▶ _What this task involves_
This exercise calls for the records to be repeated in full, exactly as written.

[Data entries]
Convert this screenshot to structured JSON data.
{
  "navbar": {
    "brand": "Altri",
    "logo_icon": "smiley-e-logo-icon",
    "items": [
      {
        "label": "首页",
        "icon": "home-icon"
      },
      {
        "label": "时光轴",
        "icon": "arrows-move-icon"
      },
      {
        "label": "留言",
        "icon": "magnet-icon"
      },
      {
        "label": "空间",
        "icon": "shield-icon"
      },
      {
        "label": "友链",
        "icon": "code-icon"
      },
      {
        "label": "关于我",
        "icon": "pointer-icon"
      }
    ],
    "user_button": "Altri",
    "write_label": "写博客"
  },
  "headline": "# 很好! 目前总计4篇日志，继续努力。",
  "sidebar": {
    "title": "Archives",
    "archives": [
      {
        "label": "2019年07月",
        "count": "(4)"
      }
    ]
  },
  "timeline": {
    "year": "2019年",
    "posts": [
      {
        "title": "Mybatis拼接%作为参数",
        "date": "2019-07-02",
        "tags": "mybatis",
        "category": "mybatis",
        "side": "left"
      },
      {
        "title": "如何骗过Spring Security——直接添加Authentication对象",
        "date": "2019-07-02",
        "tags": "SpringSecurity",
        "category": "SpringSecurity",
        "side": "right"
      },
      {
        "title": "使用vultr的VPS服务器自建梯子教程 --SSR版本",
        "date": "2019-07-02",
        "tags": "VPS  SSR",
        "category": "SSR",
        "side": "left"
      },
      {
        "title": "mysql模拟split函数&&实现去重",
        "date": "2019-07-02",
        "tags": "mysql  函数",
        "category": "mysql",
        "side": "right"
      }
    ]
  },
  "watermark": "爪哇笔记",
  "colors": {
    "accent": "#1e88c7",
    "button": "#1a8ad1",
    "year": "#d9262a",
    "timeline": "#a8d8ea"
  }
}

▶ _Response to the task_
Convert this screenshot to structured JSON data.
{
  "navbar": {
    "brand": "Altri",
    "logo_icon": "smiley-e-logo-icon",
    "items": [
      {
        "label": "首页",
        "icon": "home-icon"
      },
      {
        "label": "时光轴",
        "icon": "arrows-move-icon"
      },
      {
        "label": "留言",
        "icon": "magnet-icon"
      },
      {
        "label": "空间",
        "icon": "shield-icon"
      },
      {
        "label": "友链",
        "icon": "code-icon"
      },
      {
        "label": "关于我",
        "icon": "pointer-icon"
      }
    ],
    "user_button": "Altri",
    "write_label": "写博客"
  },
  "headline": "# 很好! 目前总计4篇日志，继续努力。",
  "sidebar": {
    "title": "Archives",
    "archives": [
      {
        "label": "2019年07月",
        "count": "(4)"
      }
    ]
  },
  "timeline": {
    "year": "2019年",
    "posts": [
      {
        "title": "Mybatis拼接%作为参数",
        "date": "2019-07-02",
        "tags": "mybatis",
        "category": "mybatis",
        "side": "left"
      },
      {
        "title": "如何骗过Spring Security——直接添加Authentication对象",
        "date": "2019-07-02",
        "tags": "SpringSecurity",
        "category": "SpringSecurity",
        "side": "right"
      },
      {
        "title": "使用vultr的VPS服务器自建梯子教程 --SSR版本",
        "date": "2019-07-02",
        "tags": "VPS  SSR",
        "category": "SSR",
        "side": "left"
      },
      {
        "title": "mysql模拟split函数&&实现去重",
        "date": "2019-07-02",
        "tags": "mysql  函数",
        "category": "mysql",
        "side": "right"
      }
    ]
  },
  "watermark": "爪哇笔记",
  "colors": {
    "accent": "#1e88c7",
    "button": "#1a8ad1",
    "year": "#d9262a",
    "timeline": "#a8d8ea"
  }
}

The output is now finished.